Supplied material ▸

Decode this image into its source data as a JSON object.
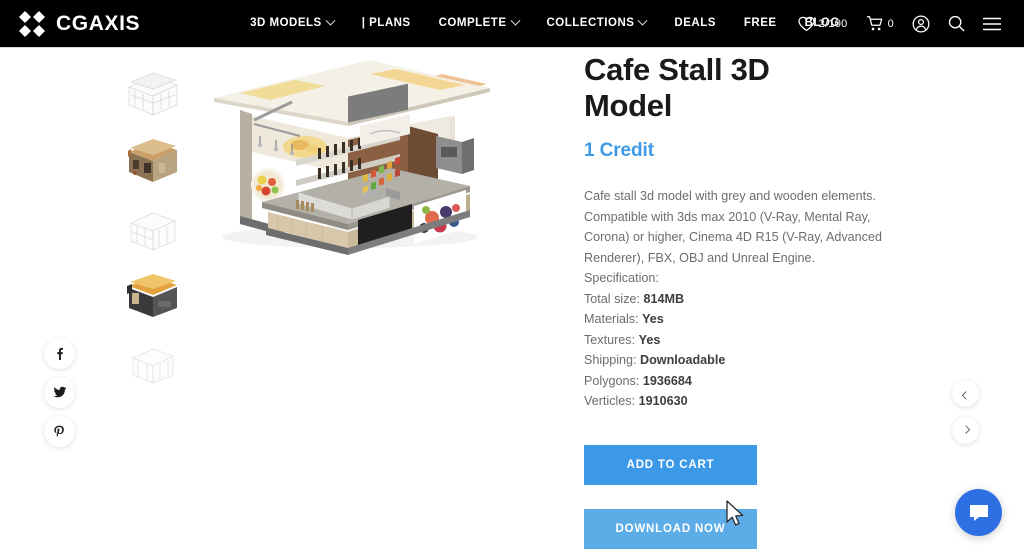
{
  "header": {
    "logo_text": "CGAXIS",
    "nav": [
      {
        "label": "3D MODELS",
        "has_caret": true
      },
      {
        "label": "| PLANS",
        "has_caret": false
      },
      {
        "label": "COMPLETE",
        "has_caret": true
      },
      {
        "label": "COLLECTIONS",
        "has_caret": true
      },
      {
        "label": "DEALS",
        "has_caret": false
      },
      {
        "label": "FREE",
        "has_caret": false
      },
      {
        "label": "BLOG",
        "has_caret": false
      }
    ],
    "wishlist_count": "2/100",
    "cart_count": "0"
  },
  "gallery": {
    "thumbnails": [
      {
        "name": "thumbnail-1-wireframe"
      },
      {
        "name": "thumbnail-2-render"
      },
      {
        "name": "thumbnail-3-clay"
      },
      {
        "name": "thumbnail-4-render"
      },
      {
        "name": "thumbnail-5-wireframe"
      }
    ]
  },
  "social": {
    "facebook_label": "f",
    "twitter_label": "t",
    "pinterest_label": "P"
  },
  "product": {
    "title": "Cafe Stall 3D Model",
    "price": "1 Credit",
    "description": "Cafe stall 3d model with grey and wooden elements. Compatible with 3ds max 2010 (V-Ray, Mental Ray, Corona) or higher, Cinema 4D R15 (V-Ray, Advanced Renderer), FBX, OBJ and Unreal Engine.",
    "spec_heading": "Specification:",
    "specs": [
      {
        "label": "Total size:",
        "value": "814MB"
      },
      {
        "label": "Materials:",
        "value": "Yes"
      },
      {
        "label": "Textures:",
        "value": "Yes"
      },
      {
        "label": "Shipping:",
        "value": "Downloadable"
      },
      {
        "label": "Polygons:",
        "value": "1936684"
      },
      {
        "label": "Verticles:",
        "value": "1910630"
      }
    ],
    "add_to_cart_label": "ADD TO CART",
    "download_label": "DOWNLOAD NOW"
  },
  "colors": {
    "accent_blue": "#3b99e8",
    "accent_blue_hover": "#5cace8",
    "price_blue": "#3e9ae4",
    "chat_blue": "#2f6fe4",
    "header_black": "#000000",
    "body_text": "#6d6d6d"
  }
}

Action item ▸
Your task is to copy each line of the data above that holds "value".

Output ▸
        "value": "814MB"
        "value": "Yes"
        "value": "Yes"
        "value": "Downloadable"
        "value": "1936684"
        "value": "1910630"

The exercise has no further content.